Its eastern neighbour is, however, ten times larger and has the potential to raise global sea level by some 50 metres.
Despite its huge size and importance, conflicting results have been published on the recent behaviour of the East Antarctic Ice Sheet.
Determining what the largest ice sheet on the planet is doing is vital for our understanding of the factors that are influencing present day, and future, sea level rise.
To address this question, a team of scientists led by the University of Bristol and including the University of Wollongong, Australia have studied the problem by combining different satellite observations within a statistical model that is able to separate the processes related to ice mass changes over the continent.
Professor Jonathan Bamber from the Bristol Glaciology Centre which is part of theSchool of Geographical Sciences, said: “We used similar data sets to the NASA team but added other satellite data from a mission called the Gravity Recovery And Climate Experiment (GRACE) to help solve for mass gains and losses.
“We then conducted different experiments, using similar assumptions made in the NASA study but found that in every experiment, mass loss from the west always exceeded gains in the east.”

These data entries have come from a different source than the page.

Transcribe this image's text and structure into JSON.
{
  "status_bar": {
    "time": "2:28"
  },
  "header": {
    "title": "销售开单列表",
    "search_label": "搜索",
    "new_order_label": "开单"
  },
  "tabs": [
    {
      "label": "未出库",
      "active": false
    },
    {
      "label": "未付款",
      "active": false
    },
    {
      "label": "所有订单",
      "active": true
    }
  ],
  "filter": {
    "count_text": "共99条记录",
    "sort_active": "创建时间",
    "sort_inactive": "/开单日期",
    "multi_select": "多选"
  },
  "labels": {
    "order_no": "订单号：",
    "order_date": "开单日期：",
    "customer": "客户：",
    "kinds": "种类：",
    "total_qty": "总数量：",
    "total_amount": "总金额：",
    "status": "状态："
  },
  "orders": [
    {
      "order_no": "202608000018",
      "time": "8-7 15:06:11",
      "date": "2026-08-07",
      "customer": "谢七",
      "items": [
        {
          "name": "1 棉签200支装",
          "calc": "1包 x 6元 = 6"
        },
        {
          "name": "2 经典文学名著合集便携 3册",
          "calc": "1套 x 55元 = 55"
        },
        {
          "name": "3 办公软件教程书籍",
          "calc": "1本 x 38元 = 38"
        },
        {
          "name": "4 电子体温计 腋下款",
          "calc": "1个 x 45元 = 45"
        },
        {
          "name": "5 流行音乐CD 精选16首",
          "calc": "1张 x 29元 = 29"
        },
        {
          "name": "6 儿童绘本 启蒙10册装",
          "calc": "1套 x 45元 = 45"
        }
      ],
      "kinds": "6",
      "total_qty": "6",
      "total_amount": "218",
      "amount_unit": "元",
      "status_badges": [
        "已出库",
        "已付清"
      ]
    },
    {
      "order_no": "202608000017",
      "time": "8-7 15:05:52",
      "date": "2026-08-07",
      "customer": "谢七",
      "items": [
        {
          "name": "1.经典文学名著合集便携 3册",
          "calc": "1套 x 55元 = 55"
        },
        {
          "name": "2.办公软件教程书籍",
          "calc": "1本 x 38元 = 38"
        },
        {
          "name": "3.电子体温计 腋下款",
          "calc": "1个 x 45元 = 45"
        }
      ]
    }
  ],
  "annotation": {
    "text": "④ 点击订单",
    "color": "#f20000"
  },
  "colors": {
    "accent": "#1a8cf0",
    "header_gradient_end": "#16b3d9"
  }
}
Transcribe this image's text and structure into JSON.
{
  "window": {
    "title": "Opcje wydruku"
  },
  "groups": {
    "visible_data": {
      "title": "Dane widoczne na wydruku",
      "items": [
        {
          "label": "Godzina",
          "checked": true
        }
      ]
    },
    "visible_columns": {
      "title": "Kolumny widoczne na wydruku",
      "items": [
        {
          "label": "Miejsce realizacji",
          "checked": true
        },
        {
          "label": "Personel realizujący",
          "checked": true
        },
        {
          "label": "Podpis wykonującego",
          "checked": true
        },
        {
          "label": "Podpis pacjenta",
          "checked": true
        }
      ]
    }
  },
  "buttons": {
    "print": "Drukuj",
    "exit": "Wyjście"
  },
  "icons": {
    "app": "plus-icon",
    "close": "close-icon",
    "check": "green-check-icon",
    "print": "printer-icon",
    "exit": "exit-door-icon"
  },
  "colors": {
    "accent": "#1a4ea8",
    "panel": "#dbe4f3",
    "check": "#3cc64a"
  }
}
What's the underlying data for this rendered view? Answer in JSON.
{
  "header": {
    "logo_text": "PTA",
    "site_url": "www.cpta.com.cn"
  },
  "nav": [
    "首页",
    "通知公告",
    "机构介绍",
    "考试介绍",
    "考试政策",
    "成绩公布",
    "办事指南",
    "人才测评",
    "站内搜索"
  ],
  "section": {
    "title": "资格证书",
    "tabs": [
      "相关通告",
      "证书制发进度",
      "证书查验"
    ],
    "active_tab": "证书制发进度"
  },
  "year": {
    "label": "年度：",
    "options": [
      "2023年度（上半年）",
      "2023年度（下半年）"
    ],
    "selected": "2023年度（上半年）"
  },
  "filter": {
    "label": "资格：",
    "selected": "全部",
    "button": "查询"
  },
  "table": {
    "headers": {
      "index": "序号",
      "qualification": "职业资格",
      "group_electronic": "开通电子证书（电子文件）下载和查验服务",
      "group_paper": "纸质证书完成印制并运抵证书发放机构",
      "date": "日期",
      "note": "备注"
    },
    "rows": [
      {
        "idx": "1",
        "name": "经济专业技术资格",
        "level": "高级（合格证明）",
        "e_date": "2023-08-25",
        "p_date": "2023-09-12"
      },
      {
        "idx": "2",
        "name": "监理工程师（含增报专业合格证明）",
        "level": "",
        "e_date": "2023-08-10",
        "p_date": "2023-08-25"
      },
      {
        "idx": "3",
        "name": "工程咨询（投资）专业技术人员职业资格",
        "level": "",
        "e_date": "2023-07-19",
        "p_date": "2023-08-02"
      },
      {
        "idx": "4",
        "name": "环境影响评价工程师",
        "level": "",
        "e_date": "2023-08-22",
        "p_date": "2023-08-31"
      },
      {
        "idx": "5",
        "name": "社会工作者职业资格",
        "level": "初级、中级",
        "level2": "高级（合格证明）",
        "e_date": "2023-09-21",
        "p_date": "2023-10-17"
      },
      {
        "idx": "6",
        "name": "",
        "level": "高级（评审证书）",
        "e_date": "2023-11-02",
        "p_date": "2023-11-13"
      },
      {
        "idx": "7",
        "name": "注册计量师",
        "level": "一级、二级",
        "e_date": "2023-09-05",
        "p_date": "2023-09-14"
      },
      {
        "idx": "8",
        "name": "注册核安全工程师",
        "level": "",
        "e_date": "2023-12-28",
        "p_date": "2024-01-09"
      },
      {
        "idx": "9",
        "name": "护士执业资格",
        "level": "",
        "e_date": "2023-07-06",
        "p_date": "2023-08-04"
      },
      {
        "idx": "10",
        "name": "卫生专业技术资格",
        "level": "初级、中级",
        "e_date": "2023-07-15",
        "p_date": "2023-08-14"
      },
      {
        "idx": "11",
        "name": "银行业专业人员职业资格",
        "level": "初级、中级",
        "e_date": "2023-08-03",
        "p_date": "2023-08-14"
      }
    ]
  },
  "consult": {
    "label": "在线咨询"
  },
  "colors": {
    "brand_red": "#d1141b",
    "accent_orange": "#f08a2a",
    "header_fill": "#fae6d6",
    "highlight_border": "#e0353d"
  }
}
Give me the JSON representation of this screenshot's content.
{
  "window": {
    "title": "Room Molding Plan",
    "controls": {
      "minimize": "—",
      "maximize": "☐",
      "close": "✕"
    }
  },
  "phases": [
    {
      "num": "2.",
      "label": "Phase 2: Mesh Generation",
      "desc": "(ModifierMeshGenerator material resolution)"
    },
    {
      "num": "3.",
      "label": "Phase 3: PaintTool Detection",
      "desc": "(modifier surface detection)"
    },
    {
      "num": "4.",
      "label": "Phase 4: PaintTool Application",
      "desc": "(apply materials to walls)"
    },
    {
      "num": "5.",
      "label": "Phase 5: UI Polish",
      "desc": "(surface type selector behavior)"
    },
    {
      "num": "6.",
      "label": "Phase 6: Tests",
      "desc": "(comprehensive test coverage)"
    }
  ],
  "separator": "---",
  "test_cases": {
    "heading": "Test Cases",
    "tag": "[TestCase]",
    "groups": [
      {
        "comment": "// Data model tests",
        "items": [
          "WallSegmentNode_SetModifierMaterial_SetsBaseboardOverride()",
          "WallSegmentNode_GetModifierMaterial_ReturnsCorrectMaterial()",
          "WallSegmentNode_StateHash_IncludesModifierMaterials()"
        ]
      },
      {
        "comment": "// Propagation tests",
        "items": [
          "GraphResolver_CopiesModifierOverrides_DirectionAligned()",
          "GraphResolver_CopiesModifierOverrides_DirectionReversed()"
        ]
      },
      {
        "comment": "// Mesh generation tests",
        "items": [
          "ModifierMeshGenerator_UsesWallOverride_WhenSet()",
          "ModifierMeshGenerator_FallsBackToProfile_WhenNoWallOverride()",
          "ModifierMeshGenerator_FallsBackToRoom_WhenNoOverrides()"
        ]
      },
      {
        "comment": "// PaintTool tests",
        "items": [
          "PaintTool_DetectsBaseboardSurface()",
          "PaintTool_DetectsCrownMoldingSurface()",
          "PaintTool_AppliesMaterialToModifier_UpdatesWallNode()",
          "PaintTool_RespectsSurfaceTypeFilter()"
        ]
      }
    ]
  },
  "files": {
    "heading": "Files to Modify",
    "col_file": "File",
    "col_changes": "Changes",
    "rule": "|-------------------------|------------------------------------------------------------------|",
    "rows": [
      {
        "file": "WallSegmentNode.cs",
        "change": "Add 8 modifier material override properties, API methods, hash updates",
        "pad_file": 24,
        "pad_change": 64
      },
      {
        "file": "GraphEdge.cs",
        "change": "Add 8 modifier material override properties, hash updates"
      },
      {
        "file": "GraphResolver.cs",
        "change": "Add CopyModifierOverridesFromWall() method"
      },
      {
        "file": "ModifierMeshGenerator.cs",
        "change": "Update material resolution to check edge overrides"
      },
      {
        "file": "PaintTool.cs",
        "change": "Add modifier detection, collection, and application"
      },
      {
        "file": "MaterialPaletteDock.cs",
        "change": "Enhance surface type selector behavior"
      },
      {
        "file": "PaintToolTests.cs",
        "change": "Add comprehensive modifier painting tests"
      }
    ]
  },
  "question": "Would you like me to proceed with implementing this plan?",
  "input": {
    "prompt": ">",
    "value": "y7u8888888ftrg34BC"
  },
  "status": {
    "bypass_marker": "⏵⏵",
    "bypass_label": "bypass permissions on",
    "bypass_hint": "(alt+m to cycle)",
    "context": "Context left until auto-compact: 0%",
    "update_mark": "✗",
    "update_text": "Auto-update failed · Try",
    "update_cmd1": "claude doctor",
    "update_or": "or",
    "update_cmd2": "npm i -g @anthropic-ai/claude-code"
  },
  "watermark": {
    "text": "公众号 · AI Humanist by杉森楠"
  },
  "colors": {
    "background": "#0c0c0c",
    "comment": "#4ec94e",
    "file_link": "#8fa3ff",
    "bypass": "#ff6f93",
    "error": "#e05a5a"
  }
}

The researchers concluded that over the study period, 2003-2013, Antarctica, as a whole, has been contributing to sea level rise and that the gains in East Antarctica were around three times smaller than suggested in the 2015 study.